The distractions that arise from the flow at first blush appear to be a drain on our focus and hence our productivity. It is this line of argument got my attention in a commentary by Stowe Boyd on his /Message blog about Christine Rosen joining "the War On Flow." Christine's argument is that Multitasking is overrated. We are more effective when we tackle one thing at a time. Unfortunately the modern day world does not work that way. Have you watched the news lately? How many pieces of disconnected information are visible on screen at any one time? I don't watch much TV, but on CNN, Fox or MSNBC you can bet there is more than one topic on screen.
I have to agree with Stowe. It is not about trying to do as many things as possible at the same time. It is about being connected to the flow of information and leveraging continuous partial attention.
These days we rarely have the luxury of producing output in total isolation. At work we typically combine in to teams. In this situation Multi-tasking is not about individual productivity it is about team productivity. I lose count of the times in a day where an email received on my phone can be responded to in a sentence or less and the result of that sentence is to remove a roadblock for a team I am working with.
In the wider sphere of the Internet I continually marvel at our ability to search for and find information. We all benefit through the contributions of others. It really is a case of "standing on the shoulders of giants." If I am tackling a programming challenge I know I can go out on to the Internet and find a prior example of code that is tackling something similar to the challenge in front of me. The contributions of others can save hours, days or weeks of effort.

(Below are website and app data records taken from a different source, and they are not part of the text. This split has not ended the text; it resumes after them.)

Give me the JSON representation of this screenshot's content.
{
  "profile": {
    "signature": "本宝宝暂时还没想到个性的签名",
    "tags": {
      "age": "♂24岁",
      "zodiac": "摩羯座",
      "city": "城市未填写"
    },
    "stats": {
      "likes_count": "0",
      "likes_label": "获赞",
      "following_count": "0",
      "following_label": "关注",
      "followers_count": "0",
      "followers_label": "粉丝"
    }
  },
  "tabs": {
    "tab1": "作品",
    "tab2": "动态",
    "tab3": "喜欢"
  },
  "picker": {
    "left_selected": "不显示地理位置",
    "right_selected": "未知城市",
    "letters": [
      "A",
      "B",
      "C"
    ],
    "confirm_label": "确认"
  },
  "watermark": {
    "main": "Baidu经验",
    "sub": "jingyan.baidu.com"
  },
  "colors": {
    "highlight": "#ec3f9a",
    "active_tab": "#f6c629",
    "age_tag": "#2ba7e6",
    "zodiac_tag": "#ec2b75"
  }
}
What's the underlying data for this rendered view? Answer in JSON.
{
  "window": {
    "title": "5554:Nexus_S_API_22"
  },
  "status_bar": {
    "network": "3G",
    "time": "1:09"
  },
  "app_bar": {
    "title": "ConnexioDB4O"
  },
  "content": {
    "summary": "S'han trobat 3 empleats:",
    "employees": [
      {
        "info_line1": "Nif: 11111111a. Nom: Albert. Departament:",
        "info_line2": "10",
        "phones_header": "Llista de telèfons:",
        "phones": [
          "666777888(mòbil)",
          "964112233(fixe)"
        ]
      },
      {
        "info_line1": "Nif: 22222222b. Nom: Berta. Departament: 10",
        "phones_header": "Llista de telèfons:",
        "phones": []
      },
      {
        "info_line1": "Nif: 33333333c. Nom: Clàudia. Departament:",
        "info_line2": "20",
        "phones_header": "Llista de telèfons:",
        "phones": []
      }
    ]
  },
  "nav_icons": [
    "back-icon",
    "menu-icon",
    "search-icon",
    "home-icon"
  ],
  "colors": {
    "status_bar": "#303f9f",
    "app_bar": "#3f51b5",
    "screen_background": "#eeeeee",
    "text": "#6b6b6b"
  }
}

When you have benefited from this combined wisdom you should want to add your own wisdom back to the community.
A perfect example was this week. While working with the new Firefox 3 I found that Google Maps would no longer work. A quick search on the web gave me a number of settings to try out. I then realized that I had the new Skype plug-in activated. I removed the plug-in and lo and behold it worked. Now, I could have left it there - problem solved. However, I went on line to the Mozilla support forums and posted my discovery. The minute it took to post to the forums might help hundreds of other people save countless minutes of frustration trying to solve the same problem.
Web 1.0 was a one way publishing paradigm. Web 2.0 has given each o us the power to publish. We all gain by joining and contributing to the flow on the web. This thought has led me to a definition of Web 2.0 that is much briefer than Tim O'Reilly's compact definition.